Free New York Times expected in spring

Free copies of The New York Times will likely be making a return to campus next quarter after the fall’s newspaper pilot program garnered a positive response from students.

Student Government (SG) officers are trying to get the estimated $15,000 needed to offer free copies of The New York Times during spring quarter. The eventual goal, SG says, is to establish free publications as a permanent student service at the U of C.

“It’s SG’s top priority,” said SG president and fourth-year Greg Nance. “We’re confident that we can make it happen.”

During a four-week trial period in October and November, free copies of the Chicago Tribune, USA Today, and The New York Times were available on weekdays at six locations around campus. The newspapers were offered through the Collegiate Readership Program, a national print distribution program which is run by USA Today owner Gannett.

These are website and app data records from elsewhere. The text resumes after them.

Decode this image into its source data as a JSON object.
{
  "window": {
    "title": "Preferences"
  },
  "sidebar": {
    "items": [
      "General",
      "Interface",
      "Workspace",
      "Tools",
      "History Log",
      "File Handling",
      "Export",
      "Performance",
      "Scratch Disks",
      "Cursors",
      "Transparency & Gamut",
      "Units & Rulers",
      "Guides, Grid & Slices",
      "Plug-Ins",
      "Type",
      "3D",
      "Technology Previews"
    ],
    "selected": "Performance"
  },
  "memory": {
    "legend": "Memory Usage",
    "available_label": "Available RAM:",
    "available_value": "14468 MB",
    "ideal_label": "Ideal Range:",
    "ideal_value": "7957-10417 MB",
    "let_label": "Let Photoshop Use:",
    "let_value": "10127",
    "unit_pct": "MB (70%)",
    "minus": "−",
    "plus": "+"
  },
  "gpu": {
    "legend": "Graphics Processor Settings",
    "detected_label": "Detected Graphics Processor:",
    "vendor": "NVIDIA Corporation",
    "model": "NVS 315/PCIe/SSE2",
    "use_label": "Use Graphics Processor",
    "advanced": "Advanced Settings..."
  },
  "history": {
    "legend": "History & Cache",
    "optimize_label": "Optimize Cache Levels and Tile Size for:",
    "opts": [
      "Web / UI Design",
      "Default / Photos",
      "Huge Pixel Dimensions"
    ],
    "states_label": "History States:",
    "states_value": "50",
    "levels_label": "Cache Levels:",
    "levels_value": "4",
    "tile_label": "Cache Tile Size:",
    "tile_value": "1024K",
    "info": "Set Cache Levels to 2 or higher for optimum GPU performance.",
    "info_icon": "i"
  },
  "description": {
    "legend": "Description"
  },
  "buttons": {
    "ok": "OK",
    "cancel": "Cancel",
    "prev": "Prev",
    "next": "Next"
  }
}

The New York Times was the most popular on campus with all 600 copies being taken daily, compared to the 75 percent of the 300 copies of USA Today and Chicago Tribune, according to SG.

Though SG would prefer to offer multiple publications, Nance said that the biggest concern is ensuring the fiscal feasibility in offering The New York Times first.

“We have a two-pronged strategy,” Nance said. “One is to make funding happen for this spring, and the other funding strategy is how we can make this sustainable funding for next year and hopefully years into the future.”

“Because the overwhelming favorite was The New York Times, that’s going to be the funding priority to start it,” Nance said.

The ideal program would offer 600 copies of The New York Times and 200 copies of USA Today each day, keeping with the three-to-one popularity ratio from the pilot, Nance said.

Funding for the program will come from SG’s executive budget and Finance Committee. They’re also discussing partnership possibilities with the Law School and the Harris School of Public Policy, where papers could be made available to graduate students.

But for the program to continue in the long run, the annual Student Life Fee would likely be raised. “We can make it sustainable for about a $6.80 increase per student,” Nance said.

According to an SG survey conducted in the final week of the pilot program, over 70 percent of students said they were willing to pay $10 for the program to continue. Nearly 80 percent said they were willing to pay $5.

The logistics of spring quarter’s program will be almost identical to those of the pilot, and SG is considering using a more permanent dispenser with a card reader function to ensure the newspapers went to students.

SG is hosting a petition in support of bringing the program to campus, and the blizzard has not stopped people from signing. “We’ve just topped 100 signatures, and that’s for literally about four hours at the table,” Nance said.